The script, credited to a whole bunch of people and probaly based on a bunch of rejected scripts developed over the past ten years, doesn’t spend much time being clever or smart. Underneath the polished photography and decent production values, this has the feel of a straight to video sequel plot. Just a rehash of the cartoon feminist themes from Batman part 2, but with a different Catwoman, a different corporate villain and a handsome cop (Benjamin Bratt) in place of Batman. It still all feels very familiar and once again you’re wondering how the fuck a guy could date Halle Berry and then see her with a mask only covering her nose and hair, and not have any idea it’s the same girl.
There are lots of annoying cliches here, like the “funny” slightly overweight best friend who encourages Halle and lusts after any man that makes the mistake of standing within ten miles of her. Also the “funny” cartoonishly gay friend at work, you’re gonna love him. And the old “she’s an artist but she is stuck in this commercial job and how will she ever be a real artist like she always dreamed” plot, although they must’ve cut most of that out in the twenty-seventh draft because it is completely abandoned after the beginning and in fact I don’t think you even see her ever doing any art other than in the deleted scenes on the DVD.
There’s another deleted scene on the DVD where she gets chased by a bunch of evil dogs (probaly the yin to the yang of the magic Egyptian cat brigade) through a junkyard labyrinth. The scene reminded me alot of a scene in that old Renny Harlin classic NIGHTMARE ON ELM STREET PART 4 THE DREAM MASTER. And strangely enough, one of the stars of that movie, Brooke Theiss, has a bit part as “ferris wheel mom.” Which only goes to prove my theory that all modern cinema was birthed from the womb of the Freddy pictures.
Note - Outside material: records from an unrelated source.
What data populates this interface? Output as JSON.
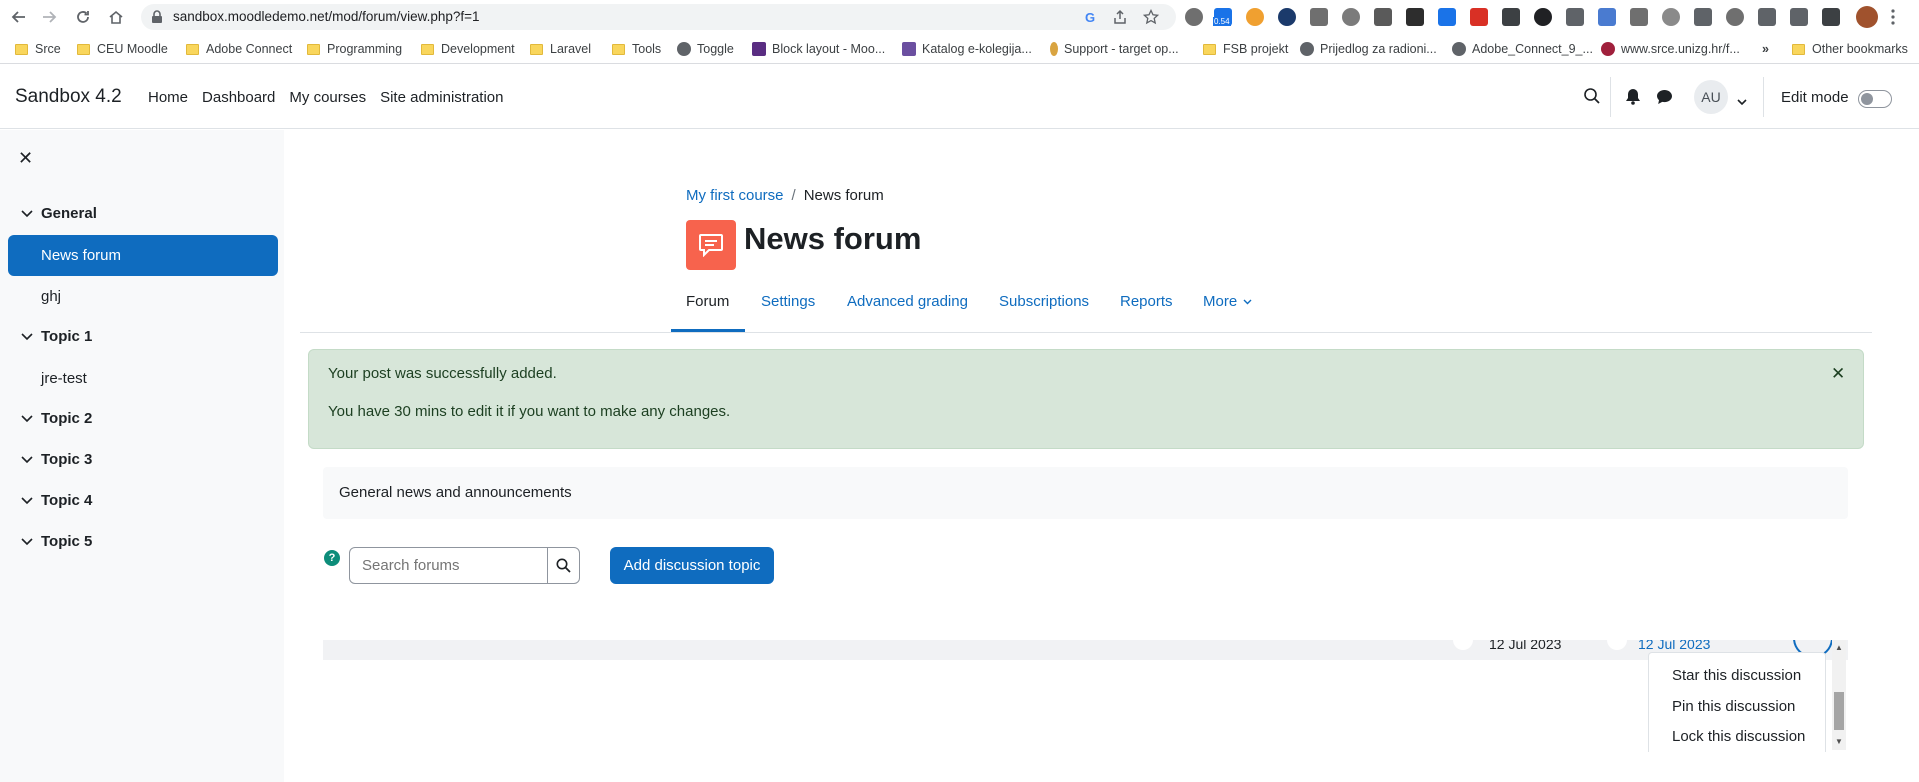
{
  "browser": {
    "url": "sandbox.moodledemo.net/mod/forum/view.php?f=1",
    "extension_badge": "0.54",
    "bookmarks": [
      {
        "label": "Srce",
        "type": "folder"
      },
      {
        "label": "CEU Moodle",
        "type": "folder"
      },
      {
        "label": "Adobe Connect",
        "type": "folder"
      },
      {
        "label": "Programming",
        "type": "folder"
      },
      {
        "label": "Development",
        "type": "folder"
      },
      {
        "label": "Laravel",
        "type": "folder"
      },
      {
        "label": "Tools",
        "type": "folder"
      },
      {
        "label": "Toggle",
        "type": "site"
      },
      {
        "label": "Block layout - Moo...",
        "type": "site"
      },
      {
        "label": "Katalog e-kolegija...",
        "type": "site"
      },
      {
        "label": "Support - target op...",
        "type": "site"
      },
      {
        "label": "FSB projekt",
        "type": "folder"
      },
      {
        "label": "Prijedlog za radioni...",
        "type": "site"
      },
      {
        "label": "Adobe_Connect_9_...",
        "type": "site"
      },
      {
        "label": "www.srce.unizg.hr/f...",
        "type": "site"
      }
    ],
    "more_bookmarks": "»",
    "other_bookmarks": "Other bookmarks"
  },
  "navbar": {
    "brand": "Sandbox 4.2",
    "links": [
      "Home",
      "Dashboard",
      "My courses",
      "Site administration"
    ],
    "avatar_initials": "AU",
    "edit_mode_label": "Edit mode"
  },
  "course_index": {
    "close_symbol": "✕",
    "sections": [
      {
        "title": "General",
        "items": [
          "News forum",
          "ghj"
        ]
      },
      {
        "title": "Topic 1",
        "items": [
          "jre-test"
        ]
      },
      {
        "title": "Topic 2",
        "items": []
      },
      {
        "title": "Topic 3",
        "items": []
      },
      {
        "title": "Topic 4",
        "items": []
      },
      {
        "title": "Topic 5",
        "items": []
      }
    ],
    "active_item": "News forum"
  },
  "page": {
    "breadcrumb": [
      "My first course",
      "News forum"
    ],
    "breadcrumb_sep": "/",
    "title": "News forum",
    "tabs": [
      "Forum",
      "Settings",
      "Advanced grading",
      "Subscriptions",
      "Reports",
      "More"
    ],
    "active_tab": "Forum",
    "alert": {
      "line1": "Your post was successfully added.",
      "line2": "You have 30 mins to edit it if you want to make any changes.",
      "close_symbol": "✕"
    },
    "intro": "General news and announcements",
    "help_symbol": "?",
    "search_placeholder": "Search forums",
    "add_button": "Add discussion topic",
    "discussion_row": {
      "date_started": "12 Jul 2023",
      "last_post": "12 Jul 2023"
    },
    "row_menu": [
      "Star this discussion",
      "Pin this discussion",
      "Lock this discussion"
    ]
  },
  "colors": {
    "moodle_blue": "#0f6cbf",
    "forum_icon": "#f7634d",
    "alert_bg": "#d7e6d9"
  }
}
But there was one little touch I thought was worth commending. It happens when she’s doing internet research on catwomen, as happens in all modern movies of every genre. This movie has the usual computery blips and bleeps when they use computers, but I liked that at least when she does her research, she doesn’t IMMEDIATELY find exactly the information she needs. First she clicks on a page of old ladies who take pictures of their cats dressed up in clothes. That was a good touch.
Just once I want to see a movie where a dude is researching mysterious supernatural happenings or whatever on the internet, but the search engine brings up some similarly titled porn sites, and he ends up wasting two hours looking at porn and jerking off, then figuring out what he needed to figure out. Some day, maybe. Until then, we just have CATWOMAN.
VERN has been reviewing movies since 1999 and is the author of the books SEAGALOGY: A STUDY OF THE ASS-KICKING FILMS OF STEVEN SEAGAL, YIPPEE KI-YAY MOVIEGOER!: WRITINGS ON BRUCE WILLIS, BADASS CINEMA AND OTHER IMPORTANT TOPICS and NIKETOWN: A NOVEL. His horror-action novel WORM ON A HOOK will arrive later this year.